Teach a little, learn a loT
Keywords: advising, multimedia, journalism
When I started advising a scholastic newspaper, I was pretty sure that if I learned how to write like a journalist, I would be well on my way to a successful program.
I wasn’t entirely wrong. Mastering news-writing skills is crucial for new journalists, and learning to write like a journalist means learning how to write well. As Tim Harrower points out in “Inside Reporting,” the lessons Hemingway learned during his time on the Kansas City Star “were the best rules [he] ever learned for the business of writing.”
But the days when narrow rows of text ruled journalism are past. Today’s journalists need more than words to engage and inform their readerships.
Teachers and administrators want to help our students. We want to give them the tools to succeed, but we also sometimes want to protect them — to shield them from harsh truths and difficult situations.
When I'm teaching my journalism students about the social role of the mass media and their own societal role as young journalists, I also think a lot about my role as their adviser. I argued earlier this year that if we want students to value citizenship, we must let them be citizens, but citizenship isn't easy, and it isn't "safe." Citizenship means taking an active role, speaking truth to power, and taking risks. If I want them to learn to be citizens, I must resist that urge to shield and protect and instead empower them to make their own decisions and take responsibility for the outcome.
I wish journalism was a required core subject. I wish we could help every high school student dive into the process and joy of determining what is newsworthy, learning what constitutes good reporting versus repeating rumors, developing the confidence to interview adults and peers and ask hard questions, considering the foundational pillars of ethical journalism, writing and editing and editing and editing and proofreading until an article is truly clear, and learning all the other skills and ways of thinking that happen naturally when a student is actively engaged in news-production.
Since every student at the school can't be on staff, however, how can we get the rest of the school engaged in news?
I woke up this morning to multiple social media notifications from friends tagging me to make sure I saw this story in the Washington Post. The article details how a group of six student reporters for the Booster Redux at Pittsburg High School in southeastern Kansas started researching their new principal and uncovered some major discrepancies in her educational record, which eventually led to her resignation.
You can (and should!) read the story for specific details about what they uncovered, but for me the story reaffirmed how crucial it is for students to be empowered to be investigators and watchdogs, not just public relations tools.
Social media has had such a profound effect on journalism that it's sometimes hard to remember how traditional news functioned before it.

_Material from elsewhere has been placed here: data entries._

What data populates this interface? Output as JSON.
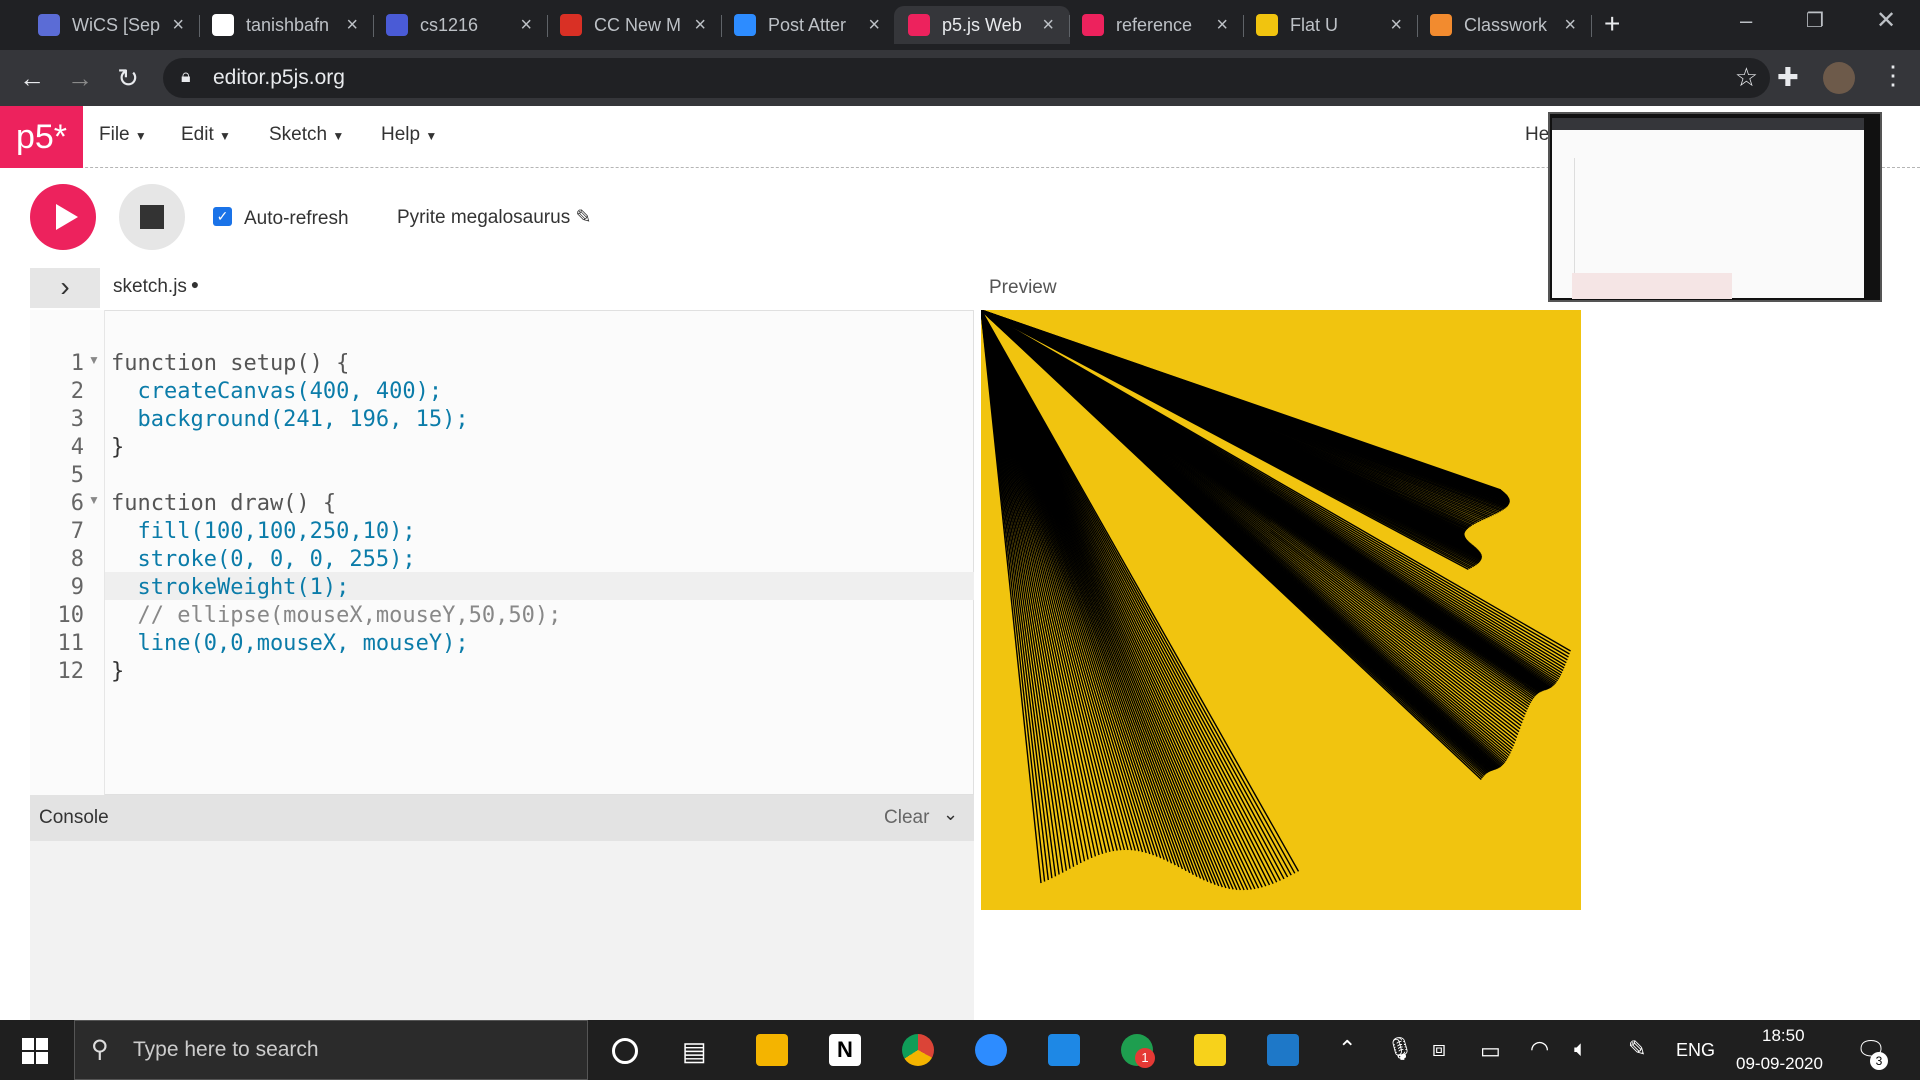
{
  "browser": {
    "tabs": [
      {
        "label": "WiCS [Sep",
        "icon": "c-circle-icon",
        "color": "#5b6cd6"
      },
      {
        "label": "tanishbafn",
        "icon": "github-icon",
        "color": "#ffffff"
      },
      {
        "label": "cs1216",
        "icon": "classroom-icon",
        "color": "#4a5bd6"
      },
      {
        "label": "CC New M",
        "icon": "gmail-icon",
        "color": "#d93025"
      },
      {
        "label": "Post Atter",
        "icon": "zoom-icon",
        "color": "#2d8cff"
      },
      {
        "label": "p5.js Web",
        "icon": "p5-star-icon",
        "color": "#ed225d"
      },
      {
        "label": "reference",
        "icon": "p5-star-icon",
        "color": "#ed225d"
      },
      {
        "label": "Flat U",
        "icon": "flatui-icon",
        "color": "#f1c40f"
      },
      {
        "label": "Classwork",
        "icon": "classwork-icon",
        "color": "#f28b2f"
      }
    ],
    "active_tab": 5,
    "url": "editor.p5js.org"
  },
  "p5": {
    "logo": "p5*",
    "menus": [
      "File",
      "Edit",
      "Sketch",
      "Help"
    ],
    "help_truncated": "He",
    "auto_refresh_label": "Auto-refresh",
    "auto_refresh_checked": true,
    "sketch_name": "Pyrite megalosaurus",
    "file_name": "sketch.js",
    "preview_label": "Preview",
    "console_label": "Console",
    "clear_label": "Clear",
    "canvas_color": "#f1c40f"
  },
  "code_lines": [
    "function setup() {",
    "  createCanvas(400, 400);",
    "  background(241, 196, 15);",
    "}",
    "",
    "function draw() {",
    "  fill(100,100,250,10);",
    "  stroke(0, 0, 0, 255);",
    "  strokeWeight(1);",
    "  // ellipse(mouseX,mouseY,50,50);",
    "  line(0,0,mouseX, mouseY);",
    "}"
  ],
  "taskbar": {
    "search_placeholder": "Type here to search",
    "language": "ENG",
    "time": "18:50",
    "date": "09-09-2020",
    "notification_count": "3",
    "whatsapp_badge": "1"
  }
}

Reading this 2009 MediaShift article is a powerful reminder that Twitter wasn't always the source of breaking news. In fact, as author Julie Posetti wrote just eight years ago, "Some employers are either so afraid of the platform or so disdainful about its journalistic potential that they've tried to bar their reporters from even accessing Twitter in the workplace."
Not accessing Twitter in the newsroom? It's laughable now. Yet for some high school newsrooms, this is still the case.
“And though she be but little, she is fierce!” -A Midsummer Night’s Dream